Provided material ::
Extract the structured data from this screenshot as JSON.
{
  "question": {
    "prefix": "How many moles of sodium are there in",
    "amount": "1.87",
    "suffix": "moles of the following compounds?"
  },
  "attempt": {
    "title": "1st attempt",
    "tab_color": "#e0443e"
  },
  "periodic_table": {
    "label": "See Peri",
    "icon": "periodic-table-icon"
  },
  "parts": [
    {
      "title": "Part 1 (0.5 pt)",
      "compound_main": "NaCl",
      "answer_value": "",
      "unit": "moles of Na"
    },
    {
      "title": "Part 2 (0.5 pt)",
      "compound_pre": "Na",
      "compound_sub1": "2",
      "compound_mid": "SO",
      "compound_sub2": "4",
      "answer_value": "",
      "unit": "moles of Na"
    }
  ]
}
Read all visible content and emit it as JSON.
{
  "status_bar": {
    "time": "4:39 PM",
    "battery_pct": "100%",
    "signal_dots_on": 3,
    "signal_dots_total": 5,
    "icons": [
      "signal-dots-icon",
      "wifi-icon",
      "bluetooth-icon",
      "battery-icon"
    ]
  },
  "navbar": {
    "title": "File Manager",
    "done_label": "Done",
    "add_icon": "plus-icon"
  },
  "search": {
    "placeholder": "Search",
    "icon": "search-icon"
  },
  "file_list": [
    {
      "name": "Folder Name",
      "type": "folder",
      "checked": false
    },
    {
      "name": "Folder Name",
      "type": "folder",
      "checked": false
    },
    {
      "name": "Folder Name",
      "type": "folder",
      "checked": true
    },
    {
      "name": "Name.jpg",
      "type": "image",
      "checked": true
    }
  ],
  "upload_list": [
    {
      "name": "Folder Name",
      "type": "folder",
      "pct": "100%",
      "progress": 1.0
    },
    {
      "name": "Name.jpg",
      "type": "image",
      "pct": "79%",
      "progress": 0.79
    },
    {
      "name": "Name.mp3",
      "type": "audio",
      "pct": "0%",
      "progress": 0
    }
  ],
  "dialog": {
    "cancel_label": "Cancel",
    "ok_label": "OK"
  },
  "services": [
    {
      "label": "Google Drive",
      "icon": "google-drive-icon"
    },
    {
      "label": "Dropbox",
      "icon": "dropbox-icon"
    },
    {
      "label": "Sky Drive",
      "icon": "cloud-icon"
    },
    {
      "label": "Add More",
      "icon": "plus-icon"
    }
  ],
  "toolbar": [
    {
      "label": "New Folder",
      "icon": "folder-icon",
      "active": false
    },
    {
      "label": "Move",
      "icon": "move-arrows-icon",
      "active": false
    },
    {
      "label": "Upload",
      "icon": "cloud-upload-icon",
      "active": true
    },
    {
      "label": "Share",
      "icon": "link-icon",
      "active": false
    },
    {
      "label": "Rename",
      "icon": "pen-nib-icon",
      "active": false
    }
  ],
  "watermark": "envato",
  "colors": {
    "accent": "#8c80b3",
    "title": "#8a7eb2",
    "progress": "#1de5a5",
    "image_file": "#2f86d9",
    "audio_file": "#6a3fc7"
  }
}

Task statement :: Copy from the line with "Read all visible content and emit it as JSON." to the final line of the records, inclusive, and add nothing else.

Result ::
Read all visible content and emit it as JSON.
{
  "status_bar": {
    "time": "4:39 PM",
    "battery_pct": "100%",
    "signal_dots_on": 3,
    "signal_dots_total": 5,
    "icons": [
      "signal-dots-icon",
      "wifi-icon",
      "bluetooth-icon",
      "battery-icon"
    ]
  },
  "navbar": {
    "title": "File Manager",
    "done_label": "Done",
    "add_icon": "plus-icon"
  },
  "search": {
    "placeholder": "Search",
    "icon": "search-icon"
  },
  "file_list": [
    {
      "name": "Folder Name",
      "type": "folder",
      "checked": false
    },
    {
      "name": "Folder Name",
      "type": "folder",
      "checked": false
    },
    {
      "name": "Folder Name",
      "type": "folder",
      "checked": true
    },
    {
      "name": "Name.jpg",
      "type": "image",
      "checked": true
    }
  ],
  "upload_list": [
    {
      "name": "Folder Name",
      "type": "folder",
      "pct": "100%",
      "progress": 1.0
    },
    {
      "name": "Name.jpg",
      "type": "image",
      "pct": "79%",
      "progress": 0.79
    },
    {
      "name": "Name.mp3",
      "type": "audio",
      "pct": "0%",
      "progress": 0
    }
  ],
  "dialog": {
    "cancel_label": "Cancel",
    "ok_label": "OK"
  },
  "services": [
    {
      "label": "Google Drive",
      "icon": "google-drive-icon"
    },
    {
      "label": "Dropbox",
      "icon": "dropbox-icon"
    },
    {
      "label": "Sky Drive",
      "icon": "cloud-icon"
    },
    {
      "label": "Add More",
      "icon": "plus-icon"
    }
  ],
  "toolbar": [
    {
      "label": "New Folder",
      "icon": "folder-icon",
      "active": false
    },
    {
      "label": "Move",
      "icon": "move-arrows-icon",
      "active": false
    },
    {
      "label": "Upload",
      "icon": "cloud-upload-icon",
      "active": true
    },
    {
      "label": "Share",
      "icon": "link-icon",
      "active": false
    },
    {
      "label": "Rename",
      "icon": "pen-nib-icon",
      "active": false
    }
  ],
  "watermark": "envato",
  "colors": {
    "accent": "#8c80b3",
    "title": "#8a7eb2",
    "progress": "#1de5a5",
    "image_file": "#2f86d9",
    "audio_file": "#6a3fc7"
  }
}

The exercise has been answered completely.